Intellectual Disability: How We Treat

How is an intellectual disability treated?

Intellectual disability is explored in the Neurosciences Institute
At Children’s Hospital Colorado, our treatment focus for children with intellectual disability is to provide individualized therapies that meet your child’s skill sets and functioning levels. In particular, we stress therapies to improve self-care skills and independence.

Our services usually vary for each child, based on his or her particular cognitive, adaptive skill, physical and emotional needs, as well as available home and community resources. It is always important to identify and build on each child’s areas of strength.

What should I expect for school?

Until age 3, services are provided through Early Intervention, a Federal program. At age 3, the school system begins to provide the needed school and therapy services. Ideally, children with intellectual disability are enrolled in regular classrooms with children of the same age, with special supports as needed. They may be included in a regular classroom for all or part of the school day. Children sometimes may also attend specialized classrooms or schools, based on their individual needs.

What other services and therapies are available?

In addition to services that may be provided by the school system, different types of services and therapies may be provided in the community, including:

  • Physical therapy to work on gross motor skills, particularly issues related to differences in muscle tone, strength, motor planning and coordination.
  • Occupational therapy to address issues related to fine motor, self-help, sensory processing, and/or feeding skills.
  • Speech and language therapy to address delays in speech sound production, understanding and production of language. Some children also may require special assistance in development of nonverbal communication skills. Therapy also may focus of feeding problems.
  • Behavioral therapies may be used to work on behaviors that interfere with learning, social interactions, and day-to-day functioning, such as problems with attention, mood, aggression, or self-injurious behaviors.

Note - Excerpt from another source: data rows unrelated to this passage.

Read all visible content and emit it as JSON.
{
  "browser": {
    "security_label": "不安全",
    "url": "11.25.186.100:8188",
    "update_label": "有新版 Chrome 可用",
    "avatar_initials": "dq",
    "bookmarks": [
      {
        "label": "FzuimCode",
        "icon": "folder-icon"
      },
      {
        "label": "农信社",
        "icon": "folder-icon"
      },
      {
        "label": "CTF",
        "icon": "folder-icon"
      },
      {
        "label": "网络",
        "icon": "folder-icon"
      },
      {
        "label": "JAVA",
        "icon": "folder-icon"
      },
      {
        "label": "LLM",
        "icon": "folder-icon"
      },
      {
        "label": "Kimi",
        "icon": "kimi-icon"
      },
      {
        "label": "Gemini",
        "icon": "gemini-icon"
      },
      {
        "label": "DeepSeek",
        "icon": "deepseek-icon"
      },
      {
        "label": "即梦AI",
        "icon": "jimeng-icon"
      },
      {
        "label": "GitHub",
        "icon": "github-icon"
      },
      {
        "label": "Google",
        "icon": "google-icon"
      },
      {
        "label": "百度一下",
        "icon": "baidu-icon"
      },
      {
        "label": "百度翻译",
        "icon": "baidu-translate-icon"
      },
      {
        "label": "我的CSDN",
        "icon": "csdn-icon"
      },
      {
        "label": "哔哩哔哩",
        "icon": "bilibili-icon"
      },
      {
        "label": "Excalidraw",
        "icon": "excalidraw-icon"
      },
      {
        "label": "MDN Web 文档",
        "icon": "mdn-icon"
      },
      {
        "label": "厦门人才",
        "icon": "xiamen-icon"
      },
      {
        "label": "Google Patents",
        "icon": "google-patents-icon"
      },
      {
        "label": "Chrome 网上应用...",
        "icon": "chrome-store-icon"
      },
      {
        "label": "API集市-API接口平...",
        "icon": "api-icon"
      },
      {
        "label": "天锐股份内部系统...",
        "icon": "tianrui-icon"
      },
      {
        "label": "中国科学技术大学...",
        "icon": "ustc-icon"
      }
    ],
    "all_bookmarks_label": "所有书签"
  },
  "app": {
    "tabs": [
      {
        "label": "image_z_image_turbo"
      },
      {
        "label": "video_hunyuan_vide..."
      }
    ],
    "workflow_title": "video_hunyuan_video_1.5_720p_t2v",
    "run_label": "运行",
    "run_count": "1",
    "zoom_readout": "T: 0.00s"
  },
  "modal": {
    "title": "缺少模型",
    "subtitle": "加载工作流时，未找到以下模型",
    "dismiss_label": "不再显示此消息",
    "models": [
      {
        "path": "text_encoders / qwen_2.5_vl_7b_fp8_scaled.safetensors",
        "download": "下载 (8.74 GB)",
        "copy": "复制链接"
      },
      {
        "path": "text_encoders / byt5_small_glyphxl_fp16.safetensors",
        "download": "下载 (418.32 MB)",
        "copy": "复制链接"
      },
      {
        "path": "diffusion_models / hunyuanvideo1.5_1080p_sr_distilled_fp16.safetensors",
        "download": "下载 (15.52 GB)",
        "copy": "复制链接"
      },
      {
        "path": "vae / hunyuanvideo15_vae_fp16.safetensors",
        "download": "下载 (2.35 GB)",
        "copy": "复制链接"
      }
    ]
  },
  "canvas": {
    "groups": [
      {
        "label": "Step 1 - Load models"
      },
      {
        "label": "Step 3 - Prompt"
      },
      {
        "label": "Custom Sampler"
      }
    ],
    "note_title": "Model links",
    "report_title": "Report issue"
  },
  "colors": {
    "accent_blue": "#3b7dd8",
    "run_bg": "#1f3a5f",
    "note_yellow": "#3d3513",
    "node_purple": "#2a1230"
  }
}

There is no medication to treat intellectual disability, as it is a disability and not a disease. However, in some instances medication may also be useful for helping associated problems, such as sleep, attention or mood.

Why choose Children’s Hospital Colorado for your child’s intellectual disability?

At Children’s Colorado, our providers are experts in the assessment of children and adolescents with intellectual and developmental disabilities.

We evaluate children from birth through puberty. In addition to evaluations to diagnose intellectual disabilities, we also provide some treatment and interventions for children with developmental disabilities, including medication management to address behavioral issues, as well as treatments to address sleep, toileting, anxiety and behavioral problems. We also provide support for families to access community-based resources.

Learn more about the Child Development Unit.